Exercise directions
Go through the records and extract every line with the word "history".

Exercise input
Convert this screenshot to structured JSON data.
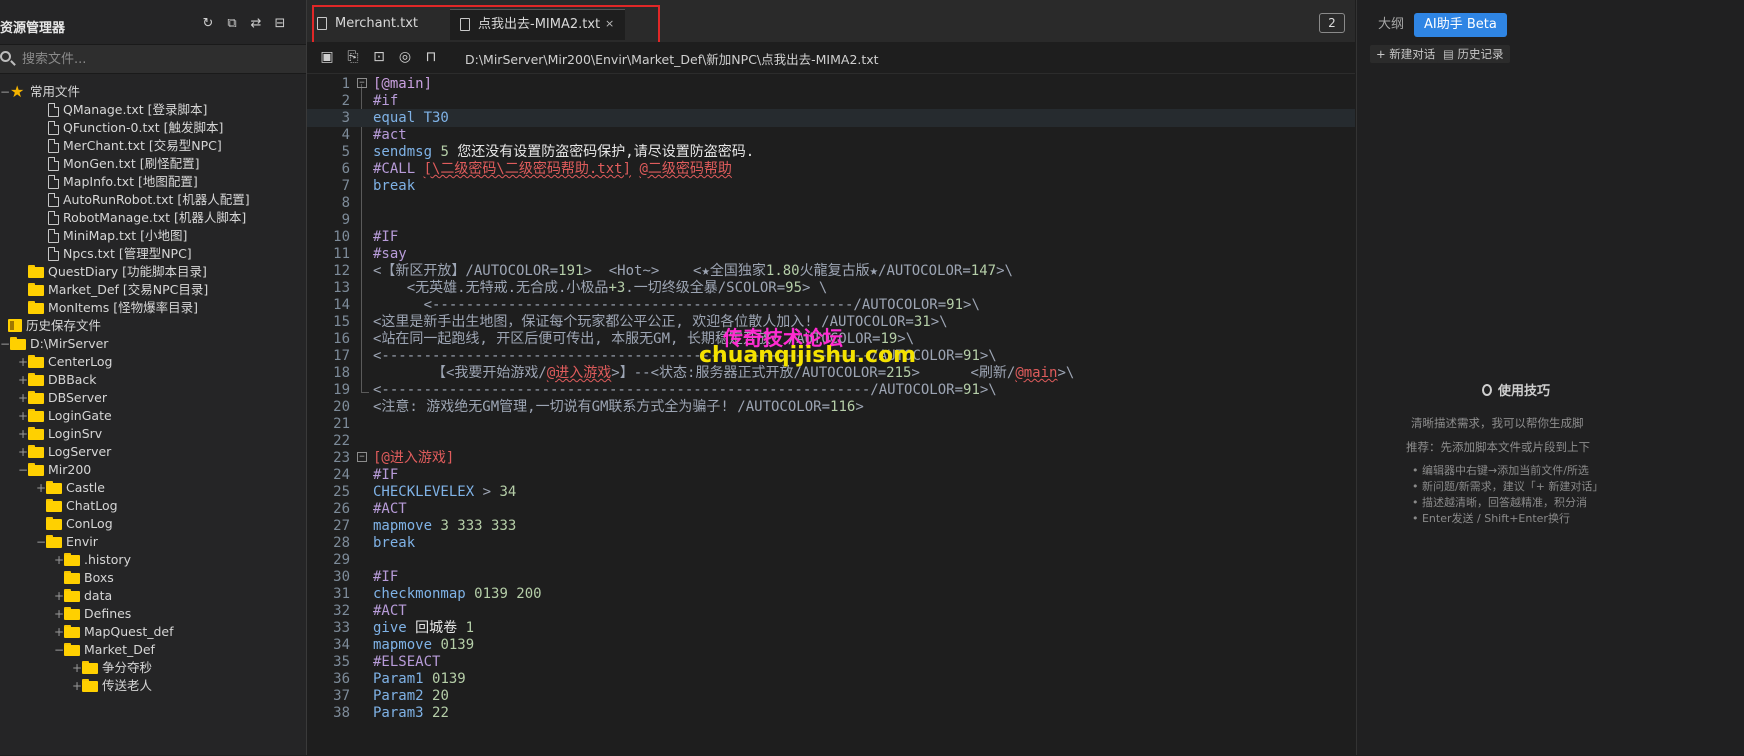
{
  "sidebar": {
    "title": "资源管理器",
    "search_placeholder": "搜索文件...",
    "items": [
      {
        "label": "常用文件",
        "icon": "star",
        "toggle": "−"
      },
      {
        "label": "QManage.txt [登录脚本]",
        "icon": "file"
      },
      {
        "label": "QFunction-0.txt [触发脚本]",
        "icon": "file"
      },
      {
        "label": "MerChant.txt [交易型NPC]",
        "icon": "file"
      },
      {
        "label": "MonGen.txt [刷怪配置]",
        "icon": "file"
      },
      {
        "label": "MapInfo.txt [地图配置]",
        "icon": "file"
      },
      {
        "label": "AutoRunRobot.txt [机器人配置]",
        "icon": "file"
      },
      {
        "label": "RobotManage.txt [机器人脚本]",
        "icon": "file"
      },
      {
        "label": "MiniMap.txt [小地图]",
        "icon": "file"
      },
      {
        "label": "Npcs.txt [管理型NPC]",
        "icon": "file"
      },
      {
        "label": "QuestDiary [功能脚本目录]",
        "icon": "folder"
      },
      {
        "label": "Market_Def [交易NPC目录]",
        "icon": "folder"
      },
      {
        "label": "MonItems [怪物爆率目录]",
        "icon": "folder"
      },
      {
        "label": "历史保存文件",
        "icon": "history"
      },
      {
        "label": "D:\\MirServer",
        "icon": "folder",
        "toggle": "−"
      },
      {
        "label": "CenterLog",
        "icon": "folder",
        "toggle": "+"
      },
      {
        "label": "DBBack",
        "icon": "folder",
        "toggle": "+"
      },
      {
        "label": "DBServer",
        "icon": "folder",
        "toggle": "+"
      },
      {
        "label": "LoginGate",
        "icon": "folder",
        "toggle": "+"
      },
      {
        "label": "LoginSrv",
        "icon": "folder",
        "toggle": "+"
      },
      {
        "label": "LogServer",
        "icon": "folder",
        "toggle": "+"
      },
      {
        "label": "Mir200",
        "icon": "folder",
        "toggle": "−"
      },
      {
        "label": "Castle",
        "icon": "folder",
        "toggle": "+"
      },
      {
        "label": "ChatLog",
        "icon": "folder"
      },
      {
        "label": "ConLog",
        "icon": "folder"
      },
      {
        "label": "Envir",
        "icon": "folder",
        "toggle": "−"
      },
      {
        "label": ".history",
        "icon": "folder",
        "toggle": "+"
      },
      {
        "label": "Boxs",
        "icon": "folder"
      },
      {
        "label": "data",
        "icon": "folder",
        "toggle": "+"
      },
      {
        "label": "Defines",
        "icon": "folder",
        "toggle": "+"
      },
      {
        "label": "MapQuest_def",
        "icon": "folder",
        "toggle": "+"
      },
      {
        "label": "Market_Def",
        "icon": "folder",
        "toggle": "−"
      },
      {
        "label": "争分夺秒",
        "icon": "folder",
        "toggle": "+"
      },
      {
        "label": "传送老人",
        "icon": "folder",
        "toggle": "+"
      }
    ]
  },
  "editor": {
    "tabs": [
      {
        "label": "Merchant.txt"
      },
      {
        "label": "点我出去-MIMA2.txt"
      }
    ],
    "tab_close": "×",
    "open_count": "2",
    "file_path": "D:\\MirServer\\Mir200\\Envir\\Market_Def\\新加NPC\\点我出去-MIMA2.txt",
    "watermark_1": "传奇技术论坛",
    "watermark_2": "chuanqijishu.com",
    "lines": [
      {
        "n": "1",
        "fold": "−",
        "t": [
          [
            "[@main]",
            "c-lab"
          ]
        ]
      },
      {
        "n": "2",
        "t": [
          [
            "#if",
            "c-dir"
          ]
        ]
      },
      {
        "n": "3",
        "cur": true,
        "t": [
          [
            "equal T30",
            "c-kw"
          ]
        ]
      },
      {
        "n": "4",
        "t": [
          [
            "#act",
            "c-dir"
          ]
        ]
      },
      {
        "n": "5",
        "t": [
          [
            "sendmsg ",
            "c-kw"
          ],
          [
            "5",
            "c-num"
          ],
          [
            " 您还没有设置防盗密码保护,请尽设置防盗密码.",
            "c-wht"
          ]
        ]
      },
      {
        "n": "6",
        "t": [
          [
            "#CALL ",
            "c-dir"
          ],
          [
            "[\\二级密码\\二级密码帮助.txt]",
            "c-red c-sq"
          ],
          [
            " ",
            "c-wht"
          ],
          [
            "@二级密码帮助",
            "c-red c-sq"
          ]
        ]
      },
      {
        "n": "7",
        "t": [
          [
            "break",
            "c-kw"
          ]
        ]
      },
      {
        "n": "8",
        "t": []
      },
      {
        "n": "9",
        "t": []
      },
      {
        "n": "10",
        "t": [
          [
            "#IF",
            "c-dir"
          ]
        ]
      },
      {
        "n": "11",
        "t": [
          [
            "#say",
            "c-dir"
          ]
        ]
      },
      {
        "n": "12",
        "t": [
          [
            "<【新区开放】/AUTOCOLOR=",
            "c-gry"
          ],
          [
            "191",
            "c-num"
          ],
          [
            ">  <Hot~>    <★全国独家",
            "c-gry"
          ],
          [
            "1.80",
            "c-num"
          ],
          [
            "火龍复古版★/AUTOCOLOR=",
            "c-gry"
          ],
          [
            "147",
            "c-num"
          ],
          [
            ">\\",
            "c-gry"
          ]
        ]
      },
      {
        "n": "13",
        "t": [
          [
            "    <无英雄.无特戒.无合成.小极品",
            "c-gry"
          ],
          [
            "+3",
            "c-num"
          ],
          [
            ".一切终级全暴/SCOLOR=",
            "c-gry"
          ],
          [
            "95",
            "c-num"
          ],
          [
            "> \\",
            "c-gry"
          ]
        ]
      },
      {
        "n": "14",
        "t": [
          [
            "      <--------------------------------------------------/AUTOCOLOR=",
            "c-gry"
          ],
          [
            "91",
            "c-num"
          ],
          [
            ">\\",
            "c-gry"
          ]
        ]
      },
      {
        "n": "15",
        "t": [
          [
            "<这里是新手出生地图，保证每个玩家都公平公正, 欢迎各位散人加入! /AUTOCOLOR=",
            "c-gry"
          ],
          [
            "31",
            "c-num"
          ],
          [
            ">\\",
            "c-gry"
          ]
        ]
      },
      {
        "n": "16",
        "t": [
          [
            "<站在同一起跑线, 开区后便可传出, 本服无GM, 长期稳定开放! /AUTOCOLOR=",
            "c-gry"
          ],
          [
            "19",
            "c-num"
          ],
          [
            ">\\",
            "c-gry"
          ]
        ]
      },
      {
        "n": "17",
        "t": [
          [
            "<----------------------------------------------------------/AUTOCOLOR=",
            "c-gry"
          ],
          [
            "91",
            "c-num"
          ],
          [
            ">\\",
            "c-gry"
          ]
        ]
      },
      {
        "n": "18",
        "t": [
          [
            "       【<我要开始游戏/",
            "c-gry"
          ],
          [
            "@进入游戏",
            "c-red c-sq"
          ],
          [
            ">】--<状态:服务器正式开放/AUTOCOLOR=",
            "c-gry"
          ],
          [
            "215",
            "c-num"
          ],
          [
            ">      <刷新/",
            "c-gry"
          ],
          [
            "@main",
            "c-red c-sq"
          ],
          [
            ">\\",
            "c-gry"
          ]
        ]
      },
      {
        "n": "19",
        "t": [
          [
            "<----------------------------------------------------------/AUTOCOLOR=",
            "c-gry"
          ],
          [
            "91",
            "c-num"
          ],
          [
            ">\\",
            "c-gry"
          ]
        ]
      },
      {
        "n": "20",
        "t": [
          [
            "<注意: 游戏绝无GM管理,一切说有GM联系方式全为骗子! /AUTOCOLOR=",
            "c-gry"
          ],
          [
            "116",
            "c-num"
          ],
          [
            ">",
            "c-gry"
          ]
        ]
      },
      {
        "n": "21",
        "t": []
      },
      {
        "n": "22",
        "t": []
      },
      {
        "n": "23",
        "fold": "−",
        "t": [
          [
            "[@进入游戏]",
            "c-red"
          ]
        ]
      },
      {
        "n": "24",
        "t": [
          [
            "#IF",
            "c-dir"
          ]
        ]
      },
      {
        "n": "25",
        "t": [
          [
            "CHECKLEVELEX",
            "c-kw"
          ],
          [
            " > ",
            "c-gry"
          ],
          [
            "34",
            "c-num"
          ]
        ]
      },
      {
        "n": "26",
        "t": [
          [
            "#ACT",
            "c-dir"
          ]
        ]
      },
      {
        "n": "27",
        "t": [
          [
            "mapmove ",
            "c-kw"
          ],
          [
            "3 333 333",
            "c-num"
          ]
        ]
      },
      {
        "n": "28",
        "t": [
          [
            "break",
            "c-kw"
          ]
        ]
      },
      {
        "n": "29",
        "t": []
      },
      {
        "n": "30",
        "t": [
          [
            "#IF",
            "c-dir"
          ]
        ]
      },
      {
        "n": "31",
        "t": [
          [
            "checkmonmap ",
            "c-kw"
          ],
          [
            "0139 200",
            "c-num"
          ]
        ]
      },
      {
        "n": "32",
        "t": [
          [
            "#ACT",
            "c-dir"
          ]
        ]
      },
      {
        "n": "33",
        "t": [
          [
            "give ",
            "c-kw"
          ],
          [
            "回城卷 ",
            "c-wht"
          ],
          [
            "1",
            "c-num"
          ]
        ]
      },
      {
        "n": "34",
        "t": [
          [
            "mapmove ",
            "c-kw"
          ],
          [
            "0139",
            "c-num"
          ]
        ]
      },
      {
        "n": "35",
        "t": [
          [
            "#ELSEACT",
            "c-dir"
          ]
        ]
      },
      {
        "n": "36",
        "t": [
          [
            "Param1 ",
            "c-kw"
          ],
          [
            "0139",
            "c-num"
          ]
        ]
      },
      {
        "n": "37",
        "t": [
          [
            "Param2 ",
            "c-kw"
          ],
          [
            "20",
            "c-num"
          ]
        ]
      },
      {
        "n": "38",
        "t": [
          [
            "Param3 ",
            "c-kw"
          ],
          [
            "22",
            "c-num"
          ]
        ]
      }
    ]
  },
  "right_panel": {
    "tab_outline": "大纲",
    "tab_ai": "AI助手 Beta",
    "new_chat": "+ 新建对话",
    "history": "历史记录",
    "tips_title": "使用技巧",
    "tip_main": "清晰描述需求，我可以帮你生成脚",
    "tip_recommend": "推荐：先添加脚本文件或片段到上下",
    "tip_list": [
      "• 编辑器中右键→添加当前文件/所选",
      "• 新问题/新需求，建议「+ 新建对话」",
      "• 描述越清晰，回答越精准，积分消",
      "• Enter发送 / Shift+Enter换行"
    ]
  }
}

Exercise output
        "icon": "history"
        "label": ".history",
    "history": "历史记录",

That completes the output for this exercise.